(Items from an interface collection)
====

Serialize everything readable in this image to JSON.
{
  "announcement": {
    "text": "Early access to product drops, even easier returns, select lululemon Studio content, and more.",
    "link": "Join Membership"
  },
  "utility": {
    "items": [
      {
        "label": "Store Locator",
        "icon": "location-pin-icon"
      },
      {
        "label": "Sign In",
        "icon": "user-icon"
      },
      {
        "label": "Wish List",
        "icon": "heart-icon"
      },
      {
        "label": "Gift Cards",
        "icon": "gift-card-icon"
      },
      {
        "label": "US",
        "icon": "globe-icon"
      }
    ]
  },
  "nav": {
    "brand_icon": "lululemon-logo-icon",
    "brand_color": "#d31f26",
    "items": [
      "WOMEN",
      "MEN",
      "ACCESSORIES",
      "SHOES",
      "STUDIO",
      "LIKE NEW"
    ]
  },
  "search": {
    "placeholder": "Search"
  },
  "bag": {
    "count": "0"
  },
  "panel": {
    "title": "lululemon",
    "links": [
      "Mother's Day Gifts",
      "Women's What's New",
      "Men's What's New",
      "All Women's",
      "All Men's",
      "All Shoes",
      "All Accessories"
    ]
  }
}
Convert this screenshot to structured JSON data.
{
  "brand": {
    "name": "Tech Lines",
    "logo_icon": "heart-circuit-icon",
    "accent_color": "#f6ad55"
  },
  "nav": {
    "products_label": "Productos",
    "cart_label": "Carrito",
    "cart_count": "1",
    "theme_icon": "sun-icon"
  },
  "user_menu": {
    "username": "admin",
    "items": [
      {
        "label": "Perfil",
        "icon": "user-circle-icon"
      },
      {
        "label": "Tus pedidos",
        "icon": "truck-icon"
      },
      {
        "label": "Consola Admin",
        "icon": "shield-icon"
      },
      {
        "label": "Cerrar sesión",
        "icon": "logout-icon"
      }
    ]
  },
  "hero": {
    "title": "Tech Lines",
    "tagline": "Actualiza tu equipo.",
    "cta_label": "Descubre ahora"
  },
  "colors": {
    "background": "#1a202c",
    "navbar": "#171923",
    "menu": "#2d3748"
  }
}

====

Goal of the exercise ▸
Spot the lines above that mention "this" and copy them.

Task response ▸
Serialize everything readable in this image to JSON.
Convert this screenshot to structured JSON data.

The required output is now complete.